Kate F. O’Connor was born in Rockford, Illinois June 1, 1863 to Irish immigrants. She was the youngest of 8 children and not much is known of her younger life. After graduating from high school, Kate studied drawing and painting for a short while. After temping in the County Clerk’s office, in 1882 she was appointed deputy to the County Clerk.
Kate was well respected in Rockford’s business community and appeared often in the local newspaper for her involvement in social clubs, organizations and new groups she founded. An 1887 article described her as “…small and slight…”, wearing her hair down her back in a braid, and dresses that went to her ankles (much shorter than the long dresses worn by women at that time). Described as ‘girlish’, it was noted that the “…burly men…” who do business in her office respected her (Rockford Daily Register, 12/29/1887). The same article even noted in some amazement that it was odd that she was so popular when she had such outspoken opinions on “…questions of morality and temperance.” Though some of the article attempts to fit Kate into the mold of how a woman ‘should’ appear, she was gaining a reputation for not only her good work but for her strong opinions. She loudly advocated for equal voting rights for women, campaigned constantly alongside other activists, and in 1888 she stated for the paper quite plainly that any argument against women having the right to vote had no foundation.
Kate eventually started her own business, moving her office from Rockford to Chicago, IL. Her vacations were reported in the newspaper, and even her penchant for wearing linen suits (which she found more comfortable) were newsworthy.
After women’s voting rights were won, Kate kept fighting! She fought for equal pay for female teachers in Rockford in 1921 along with her fellow members of the Business & Professional Woman’s Club, served on the board of education, and lectured. In her post-19th amendment talks, Kate concentrated on urging women to exercise their right to vote, reminding them of the years of struggle leading to their win.
Kate’s years of fighting led to her appointment in 1932 by Illinois governor Henry Horner as the supervisor to the state’s new minimum wage law for women and children. While she held this position she pushed for new wage scales and regulations for women and minors and also ran the re-election campaign for Horner. In 1942 Kate was appointed assistant to Thomas F. O’Malley, regional director of the federal wage and hour division of the U.S. Department of Labor.

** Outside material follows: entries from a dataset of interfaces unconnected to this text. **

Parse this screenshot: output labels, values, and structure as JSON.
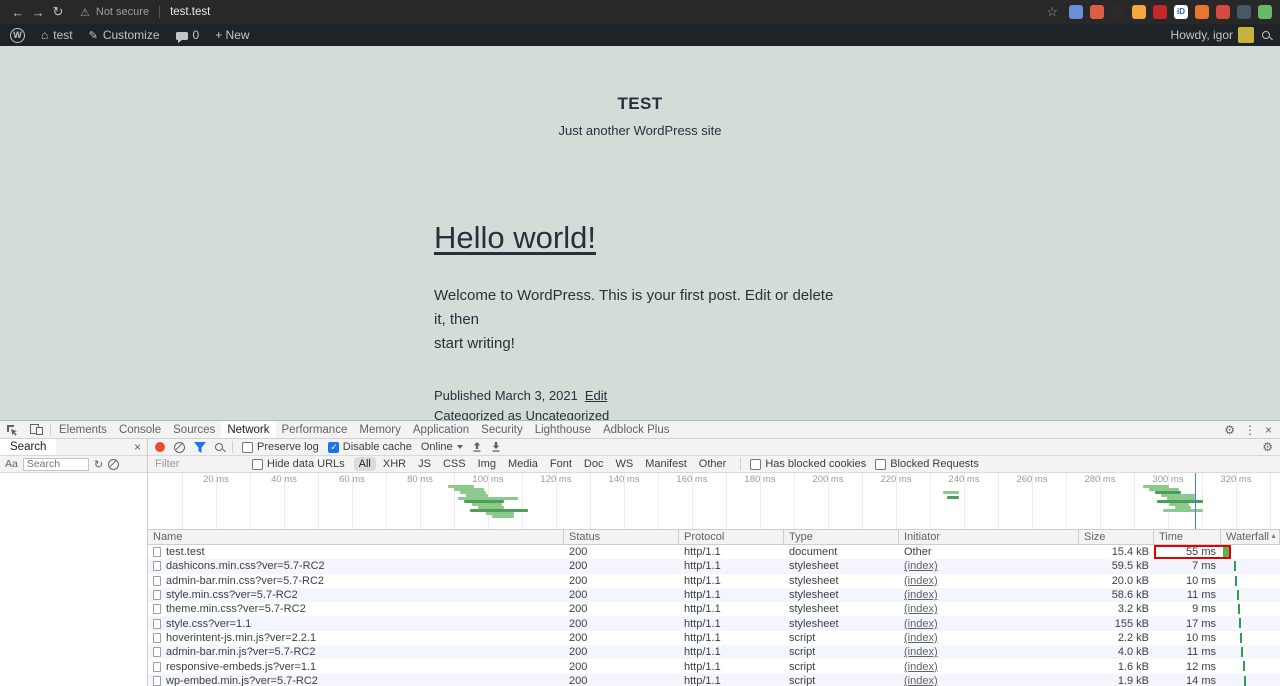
{
  "browser": {
    "security_label": "Not secure",
    "url": "test.test",
    "extensions": [
      {
        "color": "#6a8fd8"
      },
      {
        "color": "#e05d44"
      },
      {
        "color": "#2b2b2b"
      },
      {
        "color": "#f3a73f"
      },
      {
        "color": "#c62828"
      },
      {
        "color": "#ffffff",
        "label": "iD"
      },
      {
        "color": "#e8762c"
      },
      {
        "color": "#d54c3f"
      },
      {
        "color": "#455a64"
      },
      {
        "color": "#66bb6a"
      }
    ]
  },
  "admin_bar": {
    "site_name": "test",
    "customize_label": "Customize",
    "comment_count": "0",
    "new_label": "+ New",
    "howdy": "Howdy, igor"
  },
  "site": {
    "title": "TEST",
    "tagline": "Just another WordPress site",
    "post_title": "Hello world!",
    "body_line1": "Welcome to WordPress. This is your first post. Edit or delete it, then",
    "body_line2": "start writing!",
    "published_label": "Published March 3, 2021",
    "edit_label": "Edit",
    "categorized_label": "Categorized as",
    "category_label": "Uncategorized"
  },
  "devtools": {
    "tabs": [
      "Elements",
      "Console",
      "Sources",
      "Network",
      "Performance",
      "Memory",
      "Application",
      "Security",
      "Lighthouse",
      "Adblock Plus"
    ],
    "selected_tab": "Network",
    "search_panel": {
      "tab_label": "Search",
      "case_sensitive_label": "Aa",
      "placeholder": "Search"
    },
    "network_toolbar": {
      "preserve_log_label": "Preserve log",
      "disable_cache_label": "Disable cache",
      "throttling_value": "Online"
    },
    "filter_bar": {
      "placeholder": "Filter",
      "hide_data_urls_label": "Hide data URLs",
      "filters": [
        "All",
        "XHR",
        "JS",
        "CSS",
        "Img",
        "Media",
        "Font",
        "Doc",
        "WS",
        "Manifest",
        "Other"
      ],
      "selected_filter": "All",
      "has_blocked_cookies_label": "Has blocked cookies",
      "blocked_requests_label": "Blocked Requests"
    },
    "timeline_labels": [
      "20 ms",
      "40 ms",
      "60 ms",
      "80 ms",
      "100 ms",
      "120 ms",
      "140 ms",
      "160 ms",
      "180 ms",
      "200 ms",
      "220 ms",
      "240 ms",
      "260 ms",
      "280 ms",
      "300 ms",
      "320 ms"
    ],
    "table": {
      "columns": [
        "Name",
        "Status",
        "Protocol",
        "Type",
        "Initiator",
        "Size",
        "Time",
        "Waterfall"
      ],
      "rows": [
        {
          "name": "test.test",
          "status": "200",
          "protocol": "http/1.1",
          "type": "document",
          "initiator": "Other",
          "size": "15.4 kB",
          "time": "55 ms",
          "highlight": true
        },
        {
          "name": "dashicons.min.css?ver=5.7-RC2",
          "status": "200",
          "protocol": "http/1.1",
          "type": "stylesheet",
          "initiator": "(index)",
          "size": "59.5 kB",
          "time": "7 ms"
        },
        {
          "name": "admin-bar.min.css?ver=5.7-RC2",
          "status": "200",
          "protocol": "http/1.1",
          "type": "stylesheet",
          "initiator": "(index)",
          "size": "20.0 kB",
          "time": "10 ms"
        },
        {
          "name": "style.min.css?ver=5.7-RC2",
          "status": "200",
          "protocol": "http/1.1",
          "type": "stylesheet",
          "initiator": "(index)",
          "size": "58.6 kB",
          "time": "11 ms"
        },
        {
          "name": "theme.min.css?ver=5.7-RC2",
          "status": "200",
          "protocol": "http/1.1",
          "type": "stylesheet",
          "initiator": "(index)",
          "size": "3.2 kB",
          "time": "9 ms"
        },
        {
          "name": "style.css?ver=1.1",
          "status": "200",
          "protocol": "http/1.1",
          "type": "stylesheet",
          "initiator": "(index)",
          "size": "155 kB",
          "time": "17 ms"
        },
        {
          "name": "hoverintent-js.min.js?ver=2.2.1",
          "status": "200",
          "protocol": "http/1.1",
          "type": "script",
          "initiator": "(index)",
          "size": "2.2 kB",
          "time": "10 ms"
        },
        {
          "name": "admin-bar.min.js?ver=5.7-RC2",
          "status": "200",
          "protocol": "http/1.1",
          "type": "script",
          "initiator": "(index)",
          "size": "4.0 kB",
          "time": "11 ms"
        },
        {
          "name": "responsive-embeds.js?ver=1.1",
          "status": "200",
          "protocol": "http/1.1",
          "type": "script",
          "initiator": "(index)",
          "size": "1.6 kB",
          "time": "12 ms"
        },
        {
          "name": "wp-embed.min.js?ver=5.7-RC2",
          "status": "200",
          "protocol": "http/1.1",
          "type": "script",
          "initiator": "(index)",
          "size": "1.9 kB",
          "time": "14 ms"
        }
      ]
    }
  },
  "colors": {
    "accent_blue": "#1a73e8",
    "record_red": "#ee4b35",
    "highlight_red": "#e60000",
    "wp_bar_bg": "#1d2327",
    "page_bg": "#d2ddd7",
    "waterfall_green": "#2e9e4f"
  }
}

After a long life of service and advocacy, Kate died in Chicago after a heart attack May 25, 1945. Her legacy was honored and remembered by the many groups she advocated for throughout her life, and her imprint on the lives of women across Illinois and the U.S. will always be felt.
Written for Sheroes of History by Regina Gorham. Regina is a Shero fan and works in a museum in Michigan. Kate O’Connor has been a Shero of hers since she discovered Kate while doing research in her former museum job. Kate shows that no matter the era or cultural restrictions, a Shero says ‘screw it!’ and gets done what needs to get done, no matter what!
*Photo courtesy of Midway Village Museum
Find out more…
The Midway Village Museum has two excellent downloadable resource packs all about Kate. You can download them for free here.